“This was a different time and, for me, when I saw those aprons, it just seemed to me they meant more than their utilitarian purpose. They represented a whole time, my mother’s generation, and it bothered me they were all just to be thrown out. So, when I saw these lovely ones, I started collecting them.”
Nicholson said she had compiled about 100 aprons when the exhibit, “a commemorative tribute,” first occurred to her.
Her artist’s statement further reflects the tribute aspect.
“For women who made and wore them they were not only utilitarian objects, they reflected their skills as seamstresses, pride as homemakers and their dedication to the family,” the statement reads.
“This is in direct contrast to the contentious nature of housework in contemporary families.
“These aprons greatly varied from flour sacks to organzas. They are plain, embroidered, smocked, appliqued, and painted. Some are worn and stained while others have been carefully preserved for special occasions,” the statement further reads.
Nicholson noted, along with her mom, aprons from her aunts are also part of the exhibit and in those circumstances she wrote on the ties identifying the personal connection.
Nicholson said she first did a conceptual drawing of the exhibit in 2006 but it was done without a location in mind. She said the location found is ideal.

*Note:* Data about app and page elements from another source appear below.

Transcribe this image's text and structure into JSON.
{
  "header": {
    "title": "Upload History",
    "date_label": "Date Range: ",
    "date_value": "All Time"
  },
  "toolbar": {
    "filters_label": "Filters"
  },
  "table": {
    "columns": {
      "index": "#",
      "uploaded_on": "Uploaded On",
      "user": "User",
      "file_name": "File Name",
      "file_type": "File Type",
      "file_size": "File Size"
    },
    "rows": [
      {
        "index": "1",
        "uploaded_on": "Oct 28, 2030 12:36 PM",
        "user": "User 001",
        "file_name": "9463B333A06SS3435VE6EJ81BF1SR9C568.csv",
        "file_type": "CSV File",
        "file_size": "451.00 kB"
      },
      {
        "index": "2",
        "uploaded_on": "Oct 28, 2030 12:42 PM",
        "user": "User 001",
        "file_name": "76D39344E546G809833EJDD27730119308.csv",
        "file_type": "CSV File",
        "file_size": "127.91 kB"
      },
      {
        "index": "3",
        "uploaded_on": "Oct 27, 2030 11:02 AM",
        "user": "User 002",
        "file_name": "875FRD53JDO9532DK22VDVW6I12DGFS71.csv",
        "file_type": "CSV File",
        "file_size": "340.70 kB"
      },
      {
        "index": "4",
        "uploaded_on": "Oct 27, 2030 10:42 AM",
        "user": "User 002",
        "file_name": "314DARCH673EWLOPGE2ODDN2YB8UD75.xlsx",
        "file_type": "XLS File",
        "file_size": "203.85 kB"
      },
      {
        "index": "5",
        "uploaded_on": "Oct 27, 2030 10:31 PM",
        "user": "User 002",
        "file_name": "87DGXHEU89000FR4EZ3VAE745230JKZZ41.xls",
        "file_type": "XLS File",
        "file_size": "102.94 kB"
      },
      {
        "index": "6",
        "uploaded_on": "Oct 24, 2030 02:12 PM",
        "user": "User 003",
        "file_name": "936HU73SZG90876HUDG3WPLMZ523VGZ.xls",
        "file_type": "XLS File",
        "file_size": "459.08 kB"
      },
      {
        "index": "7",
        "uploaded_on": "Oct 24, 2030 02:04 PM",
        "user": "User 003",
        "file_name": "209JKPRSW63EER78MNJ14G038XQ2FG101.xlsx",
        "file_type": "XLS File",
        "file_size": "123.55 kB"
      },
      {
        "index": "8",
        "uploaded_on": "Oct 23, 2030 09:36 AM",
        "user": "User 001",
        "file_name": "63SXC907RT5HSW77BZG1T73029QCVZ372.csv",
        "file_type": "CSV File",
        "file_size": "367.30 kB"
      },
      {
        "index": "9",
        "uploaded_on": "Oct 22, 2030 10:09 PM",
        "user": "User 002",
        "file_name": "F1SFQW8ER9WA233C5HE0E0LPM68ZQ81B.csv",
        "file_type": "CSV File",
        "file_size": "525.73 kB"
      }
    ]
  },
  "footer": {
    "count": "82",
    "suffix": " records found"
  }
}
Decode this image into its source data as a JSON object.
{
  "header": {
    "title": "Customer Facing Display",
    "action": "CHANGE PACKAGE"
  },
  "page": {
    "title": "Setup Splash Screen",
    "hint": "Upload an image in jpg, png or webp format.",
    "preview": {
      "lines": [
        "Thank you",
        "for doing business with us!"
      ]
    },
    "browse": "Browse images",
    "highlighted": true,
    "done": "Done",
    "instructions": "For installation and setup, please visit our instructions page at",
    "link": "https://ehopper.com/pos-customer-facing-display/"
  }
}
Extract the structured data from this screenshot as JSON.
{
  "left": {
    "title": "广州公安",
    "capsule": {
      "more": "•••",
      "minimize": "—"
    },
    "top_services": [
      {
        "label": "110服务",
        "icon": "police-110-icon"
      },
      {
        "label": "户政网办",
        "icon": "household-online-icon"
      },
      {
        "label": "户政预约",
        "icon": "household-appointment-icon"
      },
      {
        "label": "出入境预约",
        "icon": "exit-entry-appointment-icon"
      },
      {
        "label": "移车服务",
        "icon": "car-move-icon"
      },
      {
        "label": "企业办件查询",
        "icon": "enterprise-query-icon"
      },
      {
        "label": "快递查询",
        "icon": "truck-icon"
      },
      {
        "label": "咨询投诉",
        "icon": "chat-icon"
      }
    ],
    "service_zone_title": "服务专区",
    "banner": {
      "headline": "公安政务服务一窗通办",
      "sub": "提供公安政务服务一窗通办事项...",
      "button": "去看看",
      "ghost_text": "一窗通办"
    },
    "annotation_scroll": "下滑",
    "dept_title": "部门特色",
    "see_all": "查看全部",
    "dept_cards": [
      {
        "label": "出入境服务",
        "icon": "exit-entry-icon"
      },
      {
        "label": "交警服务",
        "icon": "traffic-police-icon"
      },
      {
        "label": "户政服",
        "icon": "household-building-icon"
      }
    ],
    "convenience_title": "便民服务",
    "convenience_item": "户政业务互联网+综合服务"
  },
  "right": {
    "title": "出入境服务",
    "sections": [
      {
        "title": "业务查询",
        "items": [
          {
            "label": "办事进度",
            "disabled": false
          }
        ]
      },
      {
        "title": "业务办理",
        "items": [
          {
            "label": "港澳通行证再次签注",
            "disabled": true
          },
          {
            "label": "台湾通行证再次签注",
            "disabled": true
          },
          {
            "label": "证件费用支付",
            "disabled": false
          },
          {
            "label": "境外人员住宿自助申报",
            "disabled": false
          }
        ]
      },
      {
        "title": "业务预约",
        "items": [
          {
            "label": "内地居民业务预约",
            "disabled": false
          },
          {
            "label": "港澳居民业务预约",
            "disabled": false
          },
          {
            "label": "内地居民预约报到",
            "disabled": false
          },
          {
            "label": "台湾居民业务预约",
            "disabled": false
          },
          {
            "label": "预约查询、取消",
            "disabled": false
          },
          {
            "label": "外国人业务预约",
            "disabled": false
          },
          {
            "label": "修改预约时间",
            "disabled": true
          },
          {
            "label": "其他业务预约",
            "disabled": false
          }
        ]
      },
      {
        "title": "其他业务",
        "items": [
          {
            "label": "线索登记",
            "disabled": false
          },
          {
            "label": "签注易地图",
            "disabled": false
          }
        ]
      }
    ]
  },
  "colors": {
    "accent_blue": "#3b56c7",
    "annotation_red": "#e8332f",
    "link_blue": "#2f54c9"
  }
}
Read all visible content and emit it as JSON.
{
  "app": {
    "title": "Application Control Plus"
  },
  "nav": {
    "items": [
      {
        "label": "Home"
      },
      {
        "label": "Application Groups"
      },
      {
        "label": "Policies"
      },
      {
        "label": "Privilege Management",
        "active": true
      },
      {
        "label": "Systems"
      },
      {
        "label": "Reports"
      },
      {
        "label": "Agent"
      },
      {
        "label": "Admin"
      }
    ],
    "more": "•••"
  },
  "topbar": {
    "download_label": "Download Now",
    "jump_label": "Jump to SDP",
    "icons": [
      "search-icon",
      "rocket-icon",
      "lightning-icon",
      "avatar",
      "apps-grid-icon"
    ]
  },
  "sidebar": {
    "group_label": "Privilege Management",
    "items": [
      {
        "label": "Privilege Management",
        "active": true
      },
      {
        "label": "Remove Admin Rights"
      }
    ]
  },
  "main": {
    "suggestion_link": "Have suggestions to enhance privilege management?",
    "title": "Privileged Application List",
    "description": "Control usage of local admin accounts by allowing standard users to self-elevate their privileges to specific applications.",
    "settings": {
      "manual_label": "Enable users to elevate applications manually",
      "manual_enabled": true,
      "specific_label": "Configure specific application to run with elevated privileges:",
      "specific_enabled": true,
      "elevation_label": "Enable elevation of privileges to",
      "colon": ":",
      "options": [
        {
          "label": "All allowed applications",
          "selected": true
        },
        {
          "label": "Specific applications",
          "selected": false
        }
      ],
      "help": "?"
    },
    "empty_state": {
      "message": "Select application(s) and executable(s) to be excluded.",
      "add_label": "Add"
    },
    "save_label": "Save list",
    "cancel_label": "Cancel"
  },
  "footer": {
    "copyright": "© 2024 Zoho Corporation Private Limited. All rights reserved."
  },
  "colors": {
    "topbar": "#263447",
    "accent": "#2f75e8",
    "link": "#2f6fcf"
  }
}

“Bethany, home to the Sisters of St. Martha, patron saint of homemakers, is an apt setting for 1,000 aprons,” she said. “The pastoral and wooded landscape so suited for quiet contemplation is now celebrating women’s labour.”
Nicholson expressed huge gratitude towards the Sisters of St. Martha for giving the project a home as well as the support she received from the Province of Nova Scotia, in the form of a grant, and local businesses including Wayne MacDonald of STEELMAC for donating the use of the rebar used for clothesline poles.
The exhibit installation team consisted of Nicholson’s partner Bruce Sparks and local artist TJ Ediger.
The exhibit recalls Nicholson’s 2005 outdoor exhibit, 100 Pieces.
To view One Thousand Aprons Waving Goodbye, turn right off College Street at the Kell’s Quarry Road and watch for the 1,000 aprons sign.
The trail ends at Bethany and exits on Bay Street, just above the hospital.
Drivers are reminded to proceed slowly since it’s a trail used often by hikers and cyclists.